Proponents of a U.S. military presence in the Philippines argue that American troops balance against a rising China. In reality, the forces’ presence does little to contain China and increases the likelihood of dragging the United States into conflict in the region. The United States is fighting for its ability to control the Asian-Pacific sphere of influence rather than protecting its vital national security interests.
As for the Philippines, no credible security threat from China exists. Sure there are maritime disputes over rocks, reefs and artificial islands, along with disagreements over natural resources and fishing, but is there any reason to believe China is plotting a full-scale military invasion of the Philippines? Of course not. China has actually helped combat the ISIS uprising in Marawi, where U.S. troops are also operating. If interventionists had it their way, one would believe China poses an existential threat and the United States is the only thing protecting Philippine sovereignty.
Most of the U.S. forces’ activity stems from Operation Enduring Freedom-Philippines, part of the larger Global War on Terror. American troops primarily perform security force assistance (SFA), training and assisting Philippine security forces to address terrorist threats. However, the efficacy and cost-benefit ratio for the United States do not justify a continued presence. In some instances, the United States can help alliance militaries improve quickly to address immediate threats. But decades-long SFA activities in the Philippines should have created a competent Philippine military by now, equipped to handle its own threats. The SFA strategies should not be indefinite programs. Furthermore, there is no consensus on the efficacy of foreign militaries’ abilities to stabilize weak states through SFA.

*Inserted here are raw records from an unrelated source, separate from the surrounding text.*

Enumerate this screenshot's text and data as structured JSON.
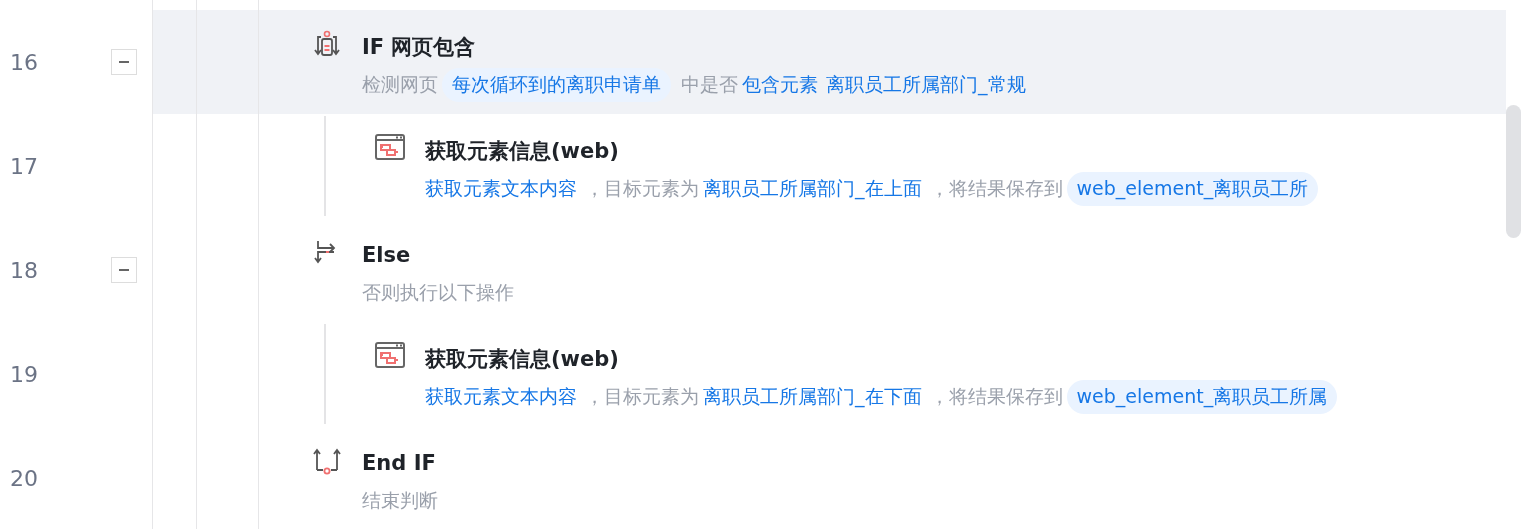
{
  "steps": [
    {
      "line": "16",
      "kind": "if",
      "selected": true,
      "expanded": true,
      "title": "IF 网页包含",
      "description": [
        {
          "kind": "text",
          "text": "检测网页"
        },
        {
          "kind": "chip",
          "text": "每次循环到的离职申请单"
        },
        {
          "kind": "text",
          "text": "中是否"
        },
        {
          "kind": "value",
          "text": "包含元素"
        },
        {
          "kind": "value",
          "text": "离职员工所属部门_常规"
        }
      ],
      "children": [
        {
          "line": "17",
          "kind": "action",
          "selected": false,
          "title": "获取元素信息(web)",
          "description": [
            {
              "kind": "value",
              "text": "获取元素文本内容"
            },
            {
              "kind": "text",
              "text": "，目标元素为"
            },
            {
              "kind": "value",
              "text": "离职员工所属部门_在上面"
            },
            {
              "kind": "text",
              "text": "，将结果保存到"
            },
            {
              "kind": "chip",
              "text": "web_element_离职员工所"
            }
          ]
        }
      ]
    },
    {
      "line": "18",
      "kind": "else",
      "selected": false,
      "expanded": true,
      "title": "Else",
      "description": [
        {
          "kind": "text",
          "text": "否则执行以下操作"
        }
      ],
      "children": [
        {
          "line": "19",
          "kind": "action",
          "selected": false,
          "title": "获取元素信息(web)",
          "description": [
            {
              "kind": "value",
              "text": "获取元素文本内容"
            },
            {
              "kind": "text",
              "text": "，目标元素为"
            },
            {
              "kind": "value",
              "text": "离职员工所属部门_在下面"
            },
            {
              "kind": "text",
              "text": "，将结果保存到"
            },
            {
              "kind": "chip",
              "text": "web_element_离职员工所属"
            }
          ]
        }
      ]
    },
    {
      "line": "20",
      "kind": "endif",
      "selected": false,
      "title": "End IF",
      "description": [
        {
          "kind": "text",
          "text": "结束判断"
        }
      ]
    }
  ]
}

The reality is that Duterte’s brutal regime receives U.S. assistance to crack down on its own citizens while Americans get a false sense of security from supposedly curbing Chinese influence. From 2016 to 2019, the United States gave $550 million in military assistance to the Philippines, including a recent gift of $29 million worth of defense equipment. Meanwhile Duterte’s regime has created a human rights crisis. The violent “war on drugs” has killed nearly 6,000 drug suspects since 2016, according to Philippine government data. Human rights groups say thousands more have died from extrajudicial killings. Duterte also routinely attacked freedom of the press and political dissidents pre-COVID-19, but the regime took advantage of the opportunity for a power grab by ramming through a new widely criticized Anti-Terror Law. The United States continues to aid the Philippine government despite continued human rights and civil liberties violations.
It’s still unclear how Biden will approach the U.S.-Philippine relationship, but his national security team is shaping up to guarantee a hawkish approach to China. That means the U.S. will keep troops in the Philippines for U.S. power projection in the region. However, Congress can and should reassert its role in foreign policy by using its power of the purse. In September, Democrats in the House sponsored a bill to contingently cut off aid to Philippine military and police unless Duterte made major human rights reforms.
The bottom line is that a U.S. military presence in the Philippines does not serve American interests. The VFA is an example of how the U.S. has over-extended itself with defense commitments in the Asia-Pacific. The Biden Administration may have the unique opportunity to finally end a one-sided defense agreement with a country that is of little security interest and pushes it closer to an unnecessary war in Southeast Asia. Ultimately, the United States must avoid a Cold War mentality and abandon a militarized approach to China and the Asia-Pacific as a whole.